"The band-aid of a blanket glove regulation is potentially dangerous," says Neal Fraser, chef-owner of BLD restaurant and Fritzi Dog. "People get into the tendency to not wash their hands. And environmentally it's very unfriendly. It's funny that at the same time L.A. institutes a plastic bag ban, there's this."
Gov. Jerry Brown signed legislation that made changes to the California Retail Food Code in an effort to curtail foodborne illnesses, and those changes include a law that says "food employees shall not contact exposed, ready-to-eat food with their bare hands."
That means cooks must wear single-use gloves or use utensils when handling food such as sushi, bread, fresh fruit and vegetables and any cooked components of dishes that will be plated for customers.
"For the most part I use gloves throughout my whole preparation process," said Niki Nakayama, the chef of N/naka who makes sushi as part of her Japanese kaiseki-like meals, "and I have no problem wearing gloves for plating something. I'm on the fence about the cleanliness of gloves all the time."
But most important for her, "making sushi is incredibly hard to do with gloves on. No. 1, the rice is so sticky, the rice would stick to the gloves undoubtedly. Plus you lose that sense of feel, which is everything in sushi making. You have to know exactly the right pressure to put on ingredients. Wearing a glove would hurt the product."
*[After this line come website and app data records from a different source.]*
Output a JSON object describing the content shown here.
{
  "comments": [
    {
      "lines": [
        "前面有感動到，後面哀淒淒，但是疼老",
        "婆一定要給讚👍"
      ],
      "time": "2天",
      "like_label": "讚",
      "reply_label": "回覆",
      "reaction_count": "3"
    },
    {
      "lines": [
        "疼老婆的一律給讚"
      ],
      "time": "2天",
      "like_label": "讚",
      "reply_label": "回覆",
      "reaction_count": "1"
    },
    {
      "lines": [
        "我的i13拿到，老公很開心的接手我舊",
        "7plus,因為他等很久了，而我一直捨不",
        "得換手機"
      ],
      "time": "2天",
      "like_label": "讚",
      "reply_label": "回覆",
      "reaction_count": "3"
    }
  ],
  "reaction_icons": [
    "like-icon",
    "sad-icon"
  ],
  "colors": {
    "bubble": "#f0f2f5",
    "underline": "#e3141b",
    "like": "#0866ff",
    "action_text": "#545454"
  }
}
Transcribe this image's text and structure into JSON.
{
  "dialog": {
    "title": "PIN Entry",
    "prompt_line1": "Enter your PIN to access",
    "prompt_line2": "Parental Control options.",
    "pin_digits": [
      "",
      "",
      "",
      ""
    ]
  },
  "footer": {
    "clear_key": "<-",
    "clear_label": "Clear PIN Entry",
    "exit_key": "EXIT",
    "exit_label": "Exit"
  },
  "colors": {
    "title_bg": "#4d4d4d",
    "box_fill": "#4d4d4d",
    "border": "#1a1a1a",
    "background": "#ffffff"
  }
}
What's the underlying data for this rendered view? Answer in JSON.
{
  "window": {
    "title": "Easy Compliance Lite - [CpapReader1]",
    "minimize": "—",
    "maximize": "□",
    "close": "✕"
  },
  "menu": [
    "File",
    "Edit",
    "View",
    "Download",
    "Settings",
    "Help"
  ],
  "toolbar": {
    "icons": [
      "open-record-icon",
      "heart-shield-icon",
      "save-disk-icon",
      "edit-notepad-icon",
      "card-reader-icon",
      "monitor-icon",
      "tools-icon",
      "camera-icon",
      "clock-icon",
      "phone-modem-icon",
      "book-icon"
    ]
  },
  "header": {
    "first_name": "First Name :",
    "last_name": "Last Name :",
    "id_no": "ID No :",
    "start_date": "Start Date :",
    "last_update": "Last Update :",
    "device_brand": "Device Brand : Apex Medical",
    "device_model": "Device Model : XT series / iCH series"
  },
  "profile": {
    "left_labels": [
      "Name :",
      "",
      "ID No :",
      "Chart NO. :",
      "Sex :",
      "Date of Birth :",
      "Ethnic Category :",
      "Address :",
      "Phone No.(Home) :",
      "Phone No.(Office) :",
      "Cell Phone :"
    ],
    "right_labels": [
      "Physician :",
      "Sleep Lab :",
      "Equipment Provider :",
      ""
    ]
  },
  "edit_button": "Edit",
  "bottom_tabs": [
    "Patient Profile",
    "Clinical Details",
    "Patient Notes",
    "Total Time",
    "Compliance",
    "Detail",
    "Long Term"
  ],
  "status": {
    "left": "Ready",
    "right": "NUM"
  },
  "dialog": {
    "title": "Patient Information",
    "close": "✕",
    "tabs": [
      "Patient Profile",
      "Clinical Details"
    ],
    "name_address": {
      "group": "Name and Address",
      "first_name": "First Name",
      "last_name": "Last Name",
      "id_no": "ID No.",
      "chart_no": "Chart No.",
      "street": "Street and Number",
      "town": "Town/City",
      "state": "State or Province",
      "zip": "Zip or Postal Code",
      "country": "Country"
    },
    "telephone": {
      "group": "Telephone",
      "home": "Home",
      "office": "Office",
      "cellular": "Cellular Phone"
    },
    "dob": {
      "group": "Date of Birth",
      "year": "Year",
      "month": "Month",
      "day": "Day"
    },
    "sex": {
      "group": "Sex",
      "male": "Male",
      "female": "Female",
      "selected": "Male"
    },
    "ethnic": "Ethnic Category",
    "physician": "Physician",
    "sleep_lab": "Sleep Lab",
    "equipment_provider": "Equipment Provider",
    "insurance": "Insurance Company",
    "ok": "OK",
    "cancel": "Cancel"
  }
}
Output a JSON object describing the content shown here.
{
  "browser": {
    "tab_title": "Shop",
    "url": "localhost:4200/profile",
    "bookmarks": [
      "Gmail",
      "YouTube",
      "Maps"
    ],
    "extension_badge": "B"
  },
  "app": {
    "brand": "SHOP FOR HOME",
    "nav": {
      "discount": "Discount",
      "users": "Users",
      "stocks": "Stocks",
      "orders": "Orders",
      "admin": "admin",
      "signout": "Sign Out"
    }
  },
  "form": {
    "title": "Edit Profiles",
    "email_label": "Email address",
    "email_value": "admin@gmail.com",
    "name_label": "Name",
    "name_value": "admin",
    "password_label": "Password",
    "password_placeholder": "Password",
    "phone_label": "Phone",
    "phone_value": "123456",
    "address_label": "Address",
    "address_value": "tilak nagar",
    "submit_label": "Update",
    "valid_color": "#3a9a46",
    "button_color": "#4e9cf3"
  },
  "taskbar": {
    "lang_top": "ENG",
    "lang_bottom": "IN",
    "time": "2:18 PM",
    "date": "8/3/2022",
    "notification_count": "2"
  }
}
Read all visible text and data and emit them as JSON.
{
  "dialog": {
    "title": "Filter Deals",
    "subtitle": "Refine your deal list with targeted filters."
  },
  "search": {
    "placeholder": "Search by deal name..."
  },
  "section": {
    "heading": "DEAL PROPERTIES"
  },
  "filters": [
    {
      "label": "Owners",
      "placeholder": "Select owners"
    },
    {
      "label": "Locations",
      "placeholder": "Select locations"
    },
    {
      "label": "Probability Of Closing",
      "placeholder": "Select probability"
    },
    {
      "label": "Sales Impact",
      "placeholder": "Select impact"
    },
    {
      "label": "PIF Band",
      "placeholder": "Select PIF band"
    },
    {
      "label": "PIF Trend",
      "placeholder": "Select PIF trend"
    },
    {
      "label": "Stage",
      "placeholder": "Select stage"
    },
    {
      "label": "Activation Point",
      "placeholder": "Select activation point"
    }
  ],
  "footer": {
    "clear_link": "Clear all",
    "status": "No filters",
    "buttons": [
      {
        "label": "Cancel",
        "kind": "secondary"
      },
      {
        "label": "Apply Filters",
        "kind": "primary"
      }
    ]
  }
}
Others have welcomed the new regulations. "I think it's a good thing," said Mary C. Fitzgerald of Safe & Sound food safety consultants. "It both raises awareness and raises the bar that everyone’s responsible to prevent foodborne illness."
The use of gloves and utensils during cooking was formerly a suggestion in the food safety code and is now a requirement. So "I don't think [the law] was unexpected," said Angelica Pappas, a spokeswoman for the California Restaurant Assn. "Other states have similar rules, and a lot of restaurants are already practicing this, especially the bigger companies and multi-chain operators. It wasn't anything unforeseen."
But it is also confusing. "A law intended to regulate employees at a Subway is now being applied to fine dining, which operates at a different capacity with a different approach to training and a different caliber of employees," said Jordan R. Bernstein, an attorney at Michelman & Robinson who provides general counsel for restaurant clients and recently notified them of the new law.
"I've spoken to some chefs that I work with who have a lot of questions," Bernstein said. "They're restaurant managers and operators who have many employees contacting food and have been doing it in a certain manner for a long time, and -- other than 'everybody wear gloves' -- don't know how to comply with the new law."
Food safety experts note that there are guidelines for using gloves properly, and the CRA pushed for a six-month rollout so restaurants would have time to become informed and comply.
Restaurants can apply for an exemption by fulfilling strict requirements for training and written guidelines. But it's not clear how the Los Angeles County health department will enforce the new regulations or how it would allot exemptions. No one at the health department was available for comment late Friday.
"When I heard about it, I thought, 'No, you're joking.' This is terrible," said Roxana Jullapat, pastry chef at Cooks County.
"Who's saying gloves can't cause cross-contamination or can't get dirty? Outside or inside. Nothing good is happening in there where it's warm and sweaty. And I bet it’s three months before a glove shows up in a salad."